▶ **Task statement**:
Reproduce all of the entries character for character, while leaving out any pictures they contain.

▶ **Extracted data**:
- - - - - - -
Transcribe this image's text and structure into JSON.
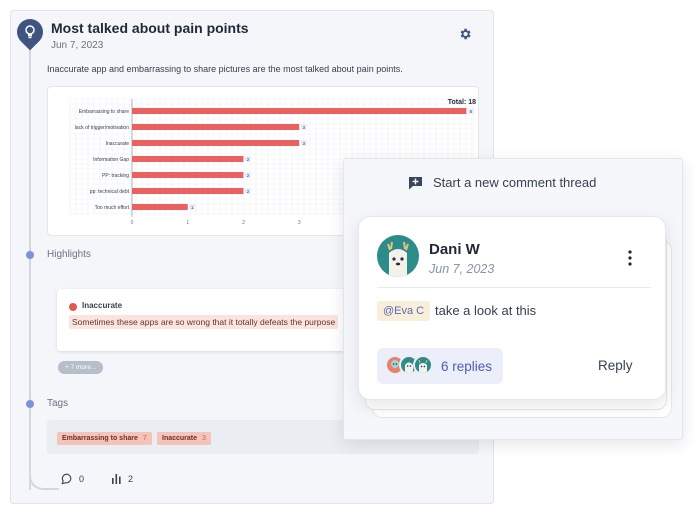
{
  "insight": {
    "title": "Most talked about pain points",
    "date": "Jun 7, 2023",
    "summary": "Inaccurate app and embarrassing to share pictures are the most talked about pain points.",
    "pin_icon": "lightbulb-icon",
    "settings_icon": "gear-icon"
  },
  "chart_data": {
    "type": "bar",
    "orientation": "horizontal",
    "total_label": "Total: 18",
    "categories": [
      "Embarrassing to share",
      "lack of trigger/motivation",
      "Inaccurate",
      "Information Gap",
      "PP: tracking",
      "pp: technical debt",
      "Too much effort"
    ],
    "values": [
      6,
      3,
      3,
      2,
      2,
      2,
      1
    ],
    "x_ticks": [
      "0",
      "1",
      "2",
      "3"
    ],
    "xlim": [
      0,
      6.1
    ],
    "bar_color": "#e8625f",
    "grid": true
  },
  "highlights": {
    "label": "Highlights",
    "items": [
      {
        "tag": "Inaccurate",
        "text": "Sometimes these apps are so wrong that it totally defeats the purpose"
      }
    ],
    "more_label": "+ 7 more..."
  },
  "tags": {
    "label": "Tags",
    "items": [
      {
        "name": "Embarrassing to share",
        "count": "7"
      },
      {
        "name": "Inaccurate",
        "count": "3"
      }
    ]
  },
  "footer": {
    "comments_count": "0",
    "stats_count": "2"
  },
  "comments": {
    "new_thread_label": "Start a new comment thread",
    "thread": {
      "author": "Dani W",
      "date": "Jun 7, 2023",
      "mention": "@Eva C",
      "body": "take a look at this",
      "replies_label": "6 replies",
      "reply_label": "Reply"
    }
  },
  "colors": {
    "accent": "#4c5db3",
    "bar": "#e8625f",
    "tag_bg": "#f4c3b9",
    "avatar_bg": "#2c8c89"
  }
}
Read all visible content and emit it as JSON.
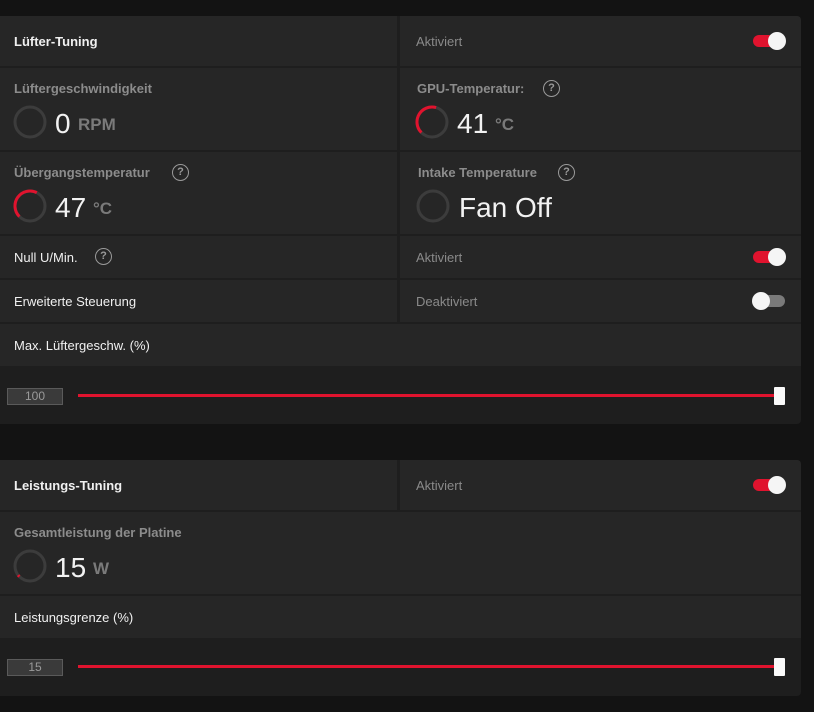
{
  "fan_tuning": {
    "title": "Lüfter-Tuning",
    "status": "Aktiviert",
    "enabled": true,
    "fan_speed": {
      "label": "Lüftergeschwindigkeit",
      "value": "0",
      "unit": "RPM",
      "level": 0
    },
    "gpu_temp": {
      "label": "GPU-Temperatur:",
      "value": "41",
      "unit": "°C",
      "level": 0.41
    },
    "junction_temp": {
      "label": "Übergangstemperatur",
      "value": "47",
      "unit": "°C",
      "level": 0.47
    },
    "intake_temp": {
      "label": "Intake Temperature",
      "value": "Fan Off",
      "level": 0
    },
    "zero_rpm": {
      "label": "Null U/Min.",
      "status": "Aktiviert",
      "enabled": true
    },
    "advanced_control": {
      "label": "Erweiterte Steuerung",
      "status": "Deaktiviert",
      "enabled": false
    },
    "max_fan_speed": {
      "label": "Max. Lüftergeschw. (%)",
      "value": "100",
      "fraction": 1.0
    }
  },
  "power_tuning": {
    "title": "Leistungs-Tuning",
    "status": "Aktiviert",
    "enabled": true,
    "board_power": {
      "label": "Gesamtleistung der Platine",
      "value": "15",
      "unit": "W",
      "level": 0.04
    },
    "power_limit": {
      "label": "Leistungsgrenze (%)",
      "value": "15",
      "fraction": 1.0
    }
  },
  "colors": {
    "accent": "#e0132e",
    "gauge_track": "#3c3c3c"
  },
  "icons": {
    "help": "question-circle-icon"
  }
}
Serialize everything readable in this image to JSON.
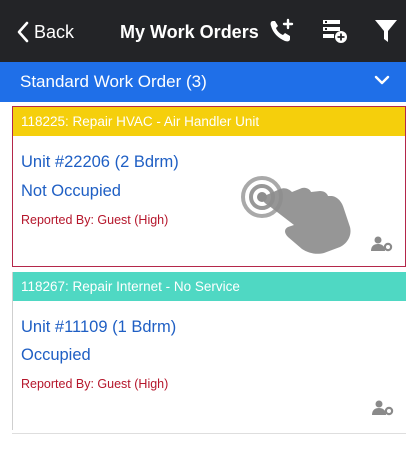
{
  "navbar": {
    "back_label": "Back",
    "title": "My Work Orders",
    "icons": [
      "back-chevron-icon",
      "add-call-icon",
      "add-filter-list-icon",
      "filter-icon"
    ]
  },
  "section": {
    "title": "Standard Work Order (3)",
    "icon": "chevron-down-icon",
    "color": "#1f6fe8"
  },
  "work_orders": [
    {
      "banner": "118225: Repair HVAC - Air Handler Unit",
      "banner_color": "#f5cf0c",
      "unit": "Unit #22206 (2 Bdrm)",
      "occupancy": "Not Occupied",
      "reported": "Reported By: Guest  (High)",
      "icon": "assign-user-icon"
    },
    {
      "banner": "118267: Repair Internet - No Service",
      "banner_color": "#4fd8c3",
      "unit": "Unit #11109 (1 Bdrm)",
      "occupancy": "Occupied",
      "reported": "Reported By: Guest  (High)",
      "icon": "assign-user-icon"
    }
  ],
  "colors": {
    "navbar": "#232427",
    "link_text": "#1f5fc4",
    "priority_text": "#b5162b",
    "selected_border": "#b4274a"
  }
}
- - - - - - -
▶ **Answer to the exercise**:
Transcribe this image's text and structure into JSON.
{
  "insight": {
    "title": "Most talked about pain points",
    "date": "Jun 7, 2023",
    "summary": "Inaccurate app and embarrassing to share pictures are the most talked about pain points.",
    "pin_icon": "lightbulb-icon",
    "settings_icon": "gear-icon"
  },
  "chart_data": {
    "type": "bar",
    "orientation": "horizontal",
    "total_label": "Total: 18",
    "categories": [
      "Embarrassing to share",
      "lack of trigger/motivation",
      "Inaccurate",
      "Information Gap",
      "PP: tracking",
      "pp: technical debt",
      "Too much effort"
    ],
    "values": [
      6,
      3,
      3,
      2,
      2,
      2,
      1
    ],
    "x_ticks": [
      "0",
      "1",
      "2",
      "3"
    ],
    "xlim": [
      0,
      6.1
    ],
    "bar_color": "#e8625f",
    "grid": true
  },
  "highlights": {
    "label": "Highlights",
    "items": [
      {
        "tag": "Inaccurate",
        "text": "Sometimes these apps are so wrong that it totally defeats the purpose"
      }
    ],
    "more_label": "+ 7 more..."
  },
  "tags": {
    "label": "Tags",
    "items": [
      {
        "name": "Embarrassing to share",
        "count": "7"
      },
      {
        "name": "Inaccurate",
        "count": "3"
      }
    ]
  },
  "footer": {
    "comments_count": "0",
    "stats_count": "2"
  },
  "comments": {
    "new_thread_label": "Start a new comment thread",
    "thread": {
      "author": "Dani W",
      "date": "Jun 7, 2023",
      "mention": "@Eva C",
      "body": "take a look at this",
      "replies_label": "6 replies",
      "reply_label": "Reply"
    }
  },
  "colors": {
    "accent": "#4c5db3",
    "bar": "#e8625f",
    "tag_bg": "#f4c3b9",
    "avatar_bg": "#2c8c89"
  }
}
Read all visible content and emit it as JSON.
{
  "fan_tuning": {
    "title": "Lüfter-Tuning",
    "status": "Aktiviert",
    "enabled": true,
    "fan_speed": {
      "label": "Lüftergeschwindigkeit",
      "value": "0",
      "unit": "RPM",
      "level": 0
    },
    "gpu_temp": {
      "label": "GPU-Temperatur:",
      "value": "41",
      "unit": "°C",
      "level": 0.41
    },
    "junction_temp": {
      "label": "Übergangstemperatur",
      "value": "47",
      "unit": "°C",
      "level": 0.47
    },
    "intake_temp": {
      "label": "Intake Temperature",
      "value": "Fan Off",
      "level": 0
    },
    "zero_rpm": {
      "label": "Null U/Min.",
      "status": "Aktiviert",
      "enabled": true
    },
    "advanced_control": {
      "label": "Erweiterte Steuerung",
      "status": "Deaktiviert",
      "enabled": false
    },
    "max_fan_speed": {
      "label": "Max. Lüftergeschw. (%)",
      "value": "100",
      "fraction": 1.0
    }
  },
  "power_tuning": {
    "title": "Leistungs-Tuning",
    "status": "Aktiviert",
    "enabled": true,
    "board_power": {
      "label": "Gesamtleistung der Platine",
      "value": "15",
      "unit": "W",
      "level": 0.04
    },
    "power_limit": {
      "label": "Leistungsgrenze (%)",
      "value": "15",
      "fraction": 1.0
    }
  },
  "colors": {
    "accent": "#e0132e",
    "gauge_track": "#3c3c3c"
  },
  "icons": {
    "help": "question-circle-icon"
  }
}
Serialize everything readable in this image to JSON.
{
  "navbar": {
    "back_label": "Back",
    "title": "My Work Orders",
    "icons": [
      "back-chevron-icon",
      "add-call-icon",
      "add-filter-list-icon",
      "filter-icon"
    ]
  },
  "section": {
    "title": "Standard Work Order (3)",
    "icon": "chevron-down-icon",
    "color": "#1f6fe8"
  },
  "work_orders": [
    {
      "banner": "118225: Repair HVAC - Air Handler Unit",
      "banner_color": "#f5cf0c",
      "unit": "Unit #22206 (2 Bdrm)",
      "occupancy": "Not Occupied",
      "reported": "Reported By: Guest  (High)",
      "icon": "assign-user-icon"
    },
    {
      "banner": "118267: Repair Internet - No Service",
      "banner_color": "#4fd8c3",
      "unit": "Unit #11109 (1 Bdrm)",
      "occupancy": "Occupied",
      "reported": "Reported By: Guest  (High)",
      "icon": "assign-user-icon"
    }
  ],
  "colors": {
    "navbar": "#232427",
    "link_text": "#1f5fc4",
    "priority_text": "#b5162b",
    "selected_border": "#b4274a"
  }
}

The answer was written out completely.